Arizonans weigh in on picking Supreme Court successor to Scalia

Supreme Court Justice Antonin Scalia at the 2006 National Italian American Foundation event in Washington. Scalia’s death Saturday has sparked a debate on how soon a successor should be named. (Photo by Jonathan Ernst/Reuters)

WASHINGTON – Washington officials may be arguing over what will follow the sudden weekend death of Supreme Court Justice Antonin Scalia, but to Phoenix resident David Plummer the answer is obvious – the president should nominate a replacement, and quickly.

“He has the constitutional duty to do so as promptly as possible,” said Plummer, one of dozens of Arizonans who responded to a Public Insight Network query on what should happen in the wake of Scalia’s death.

Republicans in the Senate, which would have to confirm a Supreme Court nominee, have said that President Barack Obama should not nominate a justice – a lifetime appointment – in the last year of his presidency.

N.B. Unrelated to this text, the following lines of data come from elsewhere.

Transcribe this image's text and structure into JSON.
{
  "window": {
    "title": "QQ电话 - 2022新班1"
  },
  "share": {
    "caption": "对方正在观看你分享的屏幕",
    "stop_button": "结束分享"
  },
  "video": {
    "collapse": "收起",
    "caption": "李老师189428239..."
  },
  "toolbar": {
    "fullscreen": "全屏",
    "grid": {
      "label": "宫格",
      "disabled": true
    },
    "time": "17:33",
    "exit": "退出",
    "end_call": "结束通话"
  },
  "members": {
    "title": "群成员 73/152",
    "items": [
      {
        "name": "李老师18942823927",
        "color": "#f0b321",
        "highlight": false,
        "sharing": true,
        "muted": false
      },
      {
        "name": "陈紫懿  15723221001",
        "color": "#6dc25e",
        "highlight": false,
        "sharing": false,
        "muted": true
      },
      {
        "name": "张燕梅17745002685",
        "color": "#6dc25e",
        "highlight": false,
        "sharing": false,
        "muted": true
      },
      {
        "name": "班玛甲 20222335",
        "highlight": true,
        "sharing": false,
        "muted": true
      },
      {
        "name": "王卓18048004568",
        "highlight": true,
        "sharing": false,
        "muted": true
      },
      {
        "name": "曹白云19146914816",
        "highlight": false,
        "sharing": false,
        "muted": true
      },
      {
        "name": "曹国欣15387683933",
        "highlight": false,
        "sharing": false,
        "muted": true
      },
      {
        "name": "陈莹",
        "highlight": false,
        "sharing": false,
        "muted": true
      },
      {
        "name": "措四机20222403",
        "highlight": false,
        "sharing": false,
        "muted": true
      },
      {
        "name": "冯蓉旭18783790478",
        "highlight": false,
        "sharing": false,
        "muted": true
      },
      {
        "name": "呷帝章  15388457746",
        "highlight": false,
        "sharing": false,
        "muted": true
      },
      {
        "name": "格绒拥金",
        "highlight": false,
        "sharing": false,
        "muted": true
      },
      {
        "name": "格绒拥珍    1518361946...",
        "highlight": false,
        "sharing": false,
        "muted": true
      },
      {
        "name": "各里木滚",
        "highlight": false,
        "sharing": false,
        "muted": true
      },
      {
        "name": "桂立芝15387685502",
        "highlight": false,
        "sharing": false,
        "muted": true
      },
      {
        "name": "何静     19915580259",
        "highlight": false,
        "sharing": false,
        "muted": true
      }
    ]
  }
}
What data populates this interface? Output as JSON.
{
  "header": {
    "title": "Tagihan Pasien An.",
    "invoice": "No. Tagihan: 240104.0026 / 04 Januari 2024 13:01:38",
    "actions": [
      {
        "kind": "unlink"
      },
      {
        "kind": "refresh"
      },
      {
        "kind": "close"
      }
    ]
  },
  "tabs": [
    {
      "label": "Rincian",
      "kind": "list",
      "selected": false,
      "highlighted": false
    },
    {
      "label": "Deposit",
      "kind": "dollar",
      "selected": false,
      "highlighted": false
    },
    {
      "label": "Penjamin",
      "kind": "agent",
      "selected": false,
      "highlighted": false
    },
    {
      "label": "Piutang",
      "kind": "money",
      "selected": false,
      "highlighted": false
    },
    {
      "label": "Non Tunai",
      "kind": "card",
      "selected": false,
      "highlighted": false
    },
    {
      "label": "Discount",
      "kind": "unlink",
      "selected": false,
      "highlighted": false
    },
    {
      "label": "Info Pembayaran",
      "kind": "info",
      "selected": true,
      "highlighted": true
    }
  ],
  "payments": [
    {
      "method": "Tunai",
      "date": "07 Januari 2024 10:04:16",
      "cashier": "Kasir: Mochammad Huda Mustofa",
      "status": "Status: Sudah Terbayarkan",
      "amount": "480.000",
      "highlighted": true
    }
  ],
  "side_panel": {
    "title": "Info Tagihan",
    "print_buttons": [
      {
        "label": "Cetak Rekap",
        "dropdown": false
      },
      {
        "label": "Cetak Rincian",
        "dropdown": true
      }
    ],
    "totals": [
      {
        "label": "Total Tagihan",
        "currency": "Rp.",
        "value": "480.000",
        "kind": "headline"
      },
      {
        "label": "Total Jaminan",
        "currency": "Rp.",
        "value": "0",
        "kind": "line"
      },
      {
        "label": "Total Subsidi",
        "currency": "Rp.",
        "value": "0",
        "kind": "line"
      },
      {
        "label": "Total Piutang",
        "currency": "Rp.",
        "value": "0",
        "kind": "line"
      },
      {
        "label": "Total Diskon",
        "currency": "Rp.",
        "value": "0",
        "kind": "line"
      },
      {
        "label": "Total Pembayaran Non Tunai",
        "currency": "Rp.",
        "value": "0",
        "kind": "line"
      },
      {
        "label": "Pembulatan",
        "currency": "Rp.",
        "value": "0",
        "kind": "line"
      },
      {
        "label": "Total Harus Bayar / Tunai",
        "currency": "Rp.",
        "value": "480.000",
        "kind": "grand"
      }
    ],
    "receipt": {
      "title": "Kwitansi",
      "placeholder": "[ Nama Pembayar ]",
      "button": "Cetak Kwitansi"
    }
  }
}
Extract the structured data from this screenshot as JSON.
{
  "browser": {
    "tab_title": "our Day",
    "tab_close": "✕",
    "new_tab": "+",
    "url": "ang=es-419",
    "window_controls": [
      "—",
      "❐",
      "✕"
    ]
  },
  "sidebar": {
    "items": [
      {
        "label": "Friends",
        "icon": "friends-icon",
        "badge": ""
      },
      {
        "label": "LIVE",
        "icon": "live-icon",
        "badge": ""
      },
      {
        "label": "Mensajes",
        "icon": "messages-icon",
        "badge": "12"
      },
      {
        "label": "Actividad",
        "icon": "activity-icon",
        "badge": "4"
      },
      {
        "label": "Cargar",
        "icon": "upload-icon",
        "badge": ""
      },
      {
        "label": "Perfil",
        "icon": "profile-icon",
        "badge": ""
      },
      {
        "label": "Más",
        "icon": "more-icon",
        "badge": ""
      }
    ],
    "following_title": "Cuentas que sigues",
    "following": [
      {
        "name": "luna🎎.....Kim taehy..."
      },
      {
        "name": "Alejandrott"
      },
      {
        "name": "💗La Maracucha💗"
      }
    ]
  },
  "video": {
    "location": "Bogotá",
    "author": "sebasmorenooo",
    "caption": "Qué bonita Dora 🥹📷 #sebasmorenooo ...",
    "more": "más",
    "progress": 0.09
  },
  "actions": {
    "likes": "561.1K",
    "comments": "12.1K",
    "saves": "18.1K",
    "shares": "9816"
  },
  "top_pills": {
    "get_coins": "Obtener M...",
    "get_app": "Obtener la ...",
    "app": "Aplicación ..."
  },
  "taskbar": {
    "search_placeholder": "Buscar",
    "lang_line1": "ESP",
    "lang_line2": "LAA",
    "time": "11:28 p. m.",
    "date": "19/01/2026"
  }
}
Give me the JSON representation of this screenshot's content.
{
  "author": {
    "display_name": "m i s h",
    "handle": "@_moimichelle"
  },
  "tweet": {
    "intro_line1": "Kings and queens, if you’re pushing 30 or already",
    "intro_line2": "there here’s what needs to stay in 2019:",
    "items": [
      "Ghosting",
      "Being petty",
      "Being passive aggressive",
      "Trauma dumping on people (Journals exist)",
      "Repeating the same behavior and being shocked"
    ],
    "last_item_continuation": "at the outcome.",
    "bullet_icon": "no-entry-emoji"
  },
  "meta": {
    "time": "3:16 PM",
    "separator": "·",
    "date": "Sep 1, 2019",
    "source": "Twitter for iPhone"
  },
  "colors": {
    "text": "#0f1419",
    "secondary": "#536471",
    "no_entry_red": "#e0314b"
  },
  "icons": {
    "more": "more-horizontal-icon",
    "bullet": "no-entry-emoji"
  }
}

“I believe that we should wait until after the next election and let the American people pick the next president,” said Sen. John McCain, R-Arizona, in an interview broadcast on KFYI. He said it is more appropriate that the Senate “should consider who the next president of the United States nominates.”

He was echoing a sentiment that Republican presidential candidates voiced over the weekend, when they urged Obama to delay the nomination until after the election. Some took it a step further, saying the Senate would reject any Obama nominee, with Senate Majority Leader Mitch McConnell saying the vacancy “should not be filled until we have a new president.”

But Obama said Saturday that he plans to put forward a candidate this year, adding that there “is plenty of time” for him to nominate a successor and for the Senate to hold hearings and vote on Scalia’s replacement.

Many of those who responded to the PIN query agreed with the president.

“The people gave him that power and responsibility when they elected him to be president of the United States,” said Plummer, 43, who described himself as an independent. “This power doesn’t go away just because the other party finds the situation to be less than favorable timing.”

Others were like William Wingert, who said a nomination now would be pointless, since the Republican-controlled Senate would have to confirm.

“It is likely to be an exercise in futility if he does,” said Wingert, 56, a Libertarian from Phoenix. “Obama would take the higher road by standing down or at worst waiting until November and let the new Congress deal with it.”

But the death of Scalia, a conservative force on the bench, leaves the court ideologically split between conservatives and liberals, which some said makes a nomination even more urgent, even if Obama is a “lame duck.”

Most PIN respondents said that it is the Senate’s duty to at least consider a nominee, rather than stalling until the next president is in office, as many fear they will.

“Once the president nominates a replacement to Justice Scalia, it is the constitutional duty of the Senate to take up the nomination,” Plummer said. “Simply because the party in control of the Senate doesn’t like the president is not a sufficient reason to neglect the duty to consider the nomination.”

One respondent even suggested that if the Senate failed to act, it could drive Republicans like her to vote Democratic in the general election.

“For over 40 years, I have been a registered Republican. I’m finding it harder and harder to vote for such an unprincipled group of electors,” said Cindi Valgento, 61.

“If the Republican-controlled Senate fails to confirm a nominee just because a Democrat president nominated him, people will be outraged by the utter contempt for the American people,” said Valgento, an Apache Junction resident. “This will increase votes for the Democrat nominee.”

Most respondents said, though, that Scalia’s death does not change their feelings toward the election.

“Supreme Court vacancies have always been a consideration in every presidential race I have voted,” said Jim Leemann, 69.

“The age and health of the justices should be on the minds of all Americans when they vote, especially in light of Supreme Court justices being lifetime appointments,” said Leemann, who described himself as a conservative.

Of the few who said the death does change their feelings, most said it just made them feel more strongly about their preferred parties.

“It makes it imperative that the candidate of my choice now is elected to the presidency,” said Cornelia Honchar, a 73-year-old Arizona Democrat. “Therefore, I am committed to working much harder for my candidate now.”

EDITOR’S NOTE: Sources in the Public Insight Network informed the reporting in this story through a partnership with the Cronkite PIN Bureau. To send us a story idea or learn more, click here.